My books are
also available
in eBook and
audio editions


& Speaking

Contact me at

Over The Top Grills

Las Vegas Magazine
June, 2003

by Dave Donelson

Outdoor cookery was born when some clumsy caveman dropped a hunk of brontosaurus into the campfire. His family’s response was probably, “Fire. Meat. Gooood!”

When the caveman moved to the suburbs, his campfire became a three-legged bowl-shaped charcoal grill.  But, just as the caveman evolved into today’s investment banker, the barbeque grill grew up to become a $10,000 outdoor kitchen complete with wok and pizza stone, infrared burners, and a built-in refrigerator with beverage dispenser.

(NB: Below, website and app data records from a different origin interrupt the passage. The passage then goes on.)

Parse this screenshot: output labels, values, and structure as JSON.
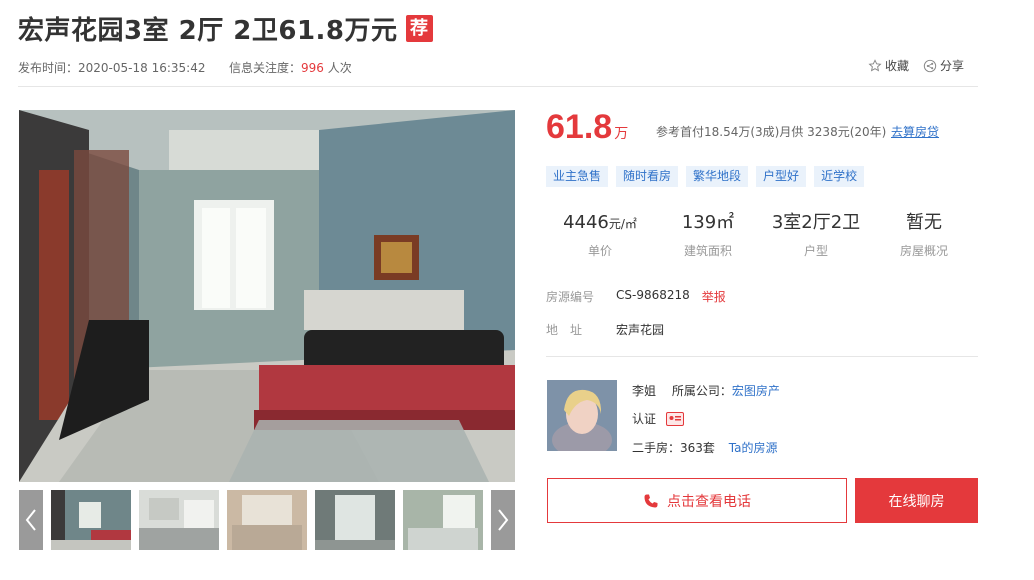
{
  "listing": {
    "title": "宏声花园3室 2厅 2卫61.8万元",
    "badge": "荐",
    "publish_label": "发布时间：",
    "publish_time": "2020-05-18 16:35:42",
    "attention_label": "信息关注度：",
    "attention_count": "996",
    "attention_suffix": "人次"
  },
  "actions": {
    "favorite": "收藏",
    "share": "分享",
    "favorite_icon": "star-outline-icon",
    "share_icon": "share-icon"
  },
  "gallery": {
    "main_photo": "living-room-photo",
    "thumbnails": [
      "living-room",
      "kitchen",
      "bedroom",
      "balcony-door",
      "bedroom-window"
    ],
    "prev_icon": "chevron-left-icon",
    "next_icon": "chevron-right-icon"
  },
  "price": {
    "value": "61.8",
    "unit": "万",
    "reference": "参考首付18.54万(3成)月供 3238元(20年)",
    "loan_link": "去算房贷"
  },
  "tags": [
    "业主急售",
    "随时看房",
    "繁华地段",
    "户型好",
    "近学校"
  ],
  "stats": [
    {
      "value": "4446",
      "unit": "元/㎡",
      "label": "单价"
    },
    {
      "value": "139㎡",
      "unit": "",
      "label": "建筑面积"
    },
    {
      "value": "3室2厅2卫",
      "unit": "",
      "label": "户型"
    },
    {
      "value": "暂无",
      "unit": "",
      "label": "房屋概况"
    }
  ],
  "details": {
    "id_label": "房源编号",
    "id_value": "CS-9868218",
    "report": "举报",
    "address_label": "地　址",
    "address_value": "宏声花园"
  },
  "agent": {
    "name": "李姐",
    "company_label": "所属公司：",
    "company": "宏图房产",
    "verify_label": "认证",
    "verify_icon": "id-card-icon",
    "listings_label": "二手房：",
    "listings_count": "363套",
    "listings_link": "Ta的房源"
  },
  "buttons": {
    "phone": "点击查看电话",
    "phone_icon": "phone-icon",
    "chat": "在线聊房"
  },
  "colors": {
    "accent_red": "#e4393c",
    "link_blue": "#3072c9",
    "tag_bg": "#eaf2fb"
  }
}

Outdoor GrillThe up-to-the minute outdoor chef in Las Vegas can choose from several monster hibachis that will make him or her the envy of the neighborhood (although hopefully not the bane of the fire department).

Dick Kerner, salesman at Westar Appliance, says the high-end grills offered by Viking, Wolf, Dacor, DCS, and Thermador have some remarkable features. “Most customers are interested in having adequate heat that’s evenly distributed over the cooking surface,” he says. “Many units now come with lined hoods that are almost sealed when they close so that the internal temperature can reach 700 to 800 degrees. At those temps, you can make a heck of a pizza in there.”

Other new features include battery-powered or electrical igniters instead of the old-fashioned piezo, or clicking, igniter. “Some models even have interior lights that only have to be cleaned every three or four uses,” Kerner says. Most manufacturers offer an LP or natural gas option.

One of Westar’s most popular models is a Viking 53-inch cooktop with rotisserie and a colored hood, which is $4,139. Brass trim is only $375 more. A stainless steel wheeled cart is available as an option.

For those who cook a lot of bronto-burgers, Wolf Appliance makes a heavy-duty stainless steel unit equipped with your choice of six or eight grill burners and, if you like, two 16,000-BTU side burners. Just for comparison, a standard kitchen range burner produces 10- to 12,000 BTU’s. The 36- or 48-inch Wolf model includes a 115-volt rotisserie and an infrared rear burner that cooks without preheating.

A significant development in outdoor cookery is infrared heat. Traditional grills cook by convection. The burners heat up a secondary element (briquettes, lava rock, vaporizer plates or rods), which creates radiant energy and heated air.

Infrared burners produce high temperature direct radiant energy. The food is directly heated because there are no secondary elements. The infrared burner produces intense heat that immediately sears the food, reputedly locking in moisture and flavor. The food cooks in its own juices in up to half the time needed by traditional grills.

Major Distributors sells totally infrared grills by Solaire in up to 56-inch widths. Kelly Marrujo, salesman for Major, says, “Solaire’s 42- and 56-inch models feature three direct-fired ceramic gas infrared burners producing 82,500 BTUs of grilling power. Our most popular models are the 30- and 42-inch built-ins. That’s what most builders buy unless their customers entertain a lot, then they go for the 56-inch.” The 42-inch Solaire cooktop lists for $3,545 without accessories.

All the top grill manufacturers offer numerous options and accessories for the griller who wants to have it all. One of Solaire’s most interesting options is a built-in commercial-quality, all-weather 5.6 cu. ft. refrigerator with stainless steel liner and shelves. The caveman may have stored his stegosaurus steak in a handy glacier, but the modern backyard chef can keep his right under the grill. For serious partiers, Viking offers a built-in or freestanding refrigerated beverage dispenser that comes complete with CO2 cylinder and keg coupler.

You can also add a wok to stir fry like a pro. Or a griddle. Why go out to breakfast when you can cook eggs and pancakes in your backyard?  Then there is the steamer for your vegetables or the deep fryer for your French fries. And don’t forget the wood chip smoker so your salmon filets can taste like they were cooked over an open flame. You probably can’t do without a food warmer or a pizza stone. And you absolutely must have a motorized rotisserie—you can get one that handles thirty pounds of meat!

Fortunate is the Valley family who has an outdoor cooking center (what the heck’s a grill, anyway?) and a fire-meister to cook on it. While the rest of us are indoors microwaving our TV dinners this summer, they’ll be outside enjoy grilled portabellas, rotisserie prime rib, crispy hash browns…or maybe seared tuna steaks with stir-fried vegetables…or smoked salmon pizza served with a freshly-drawn tap beer…or….

Fire. Meat. Gooood!

-- End --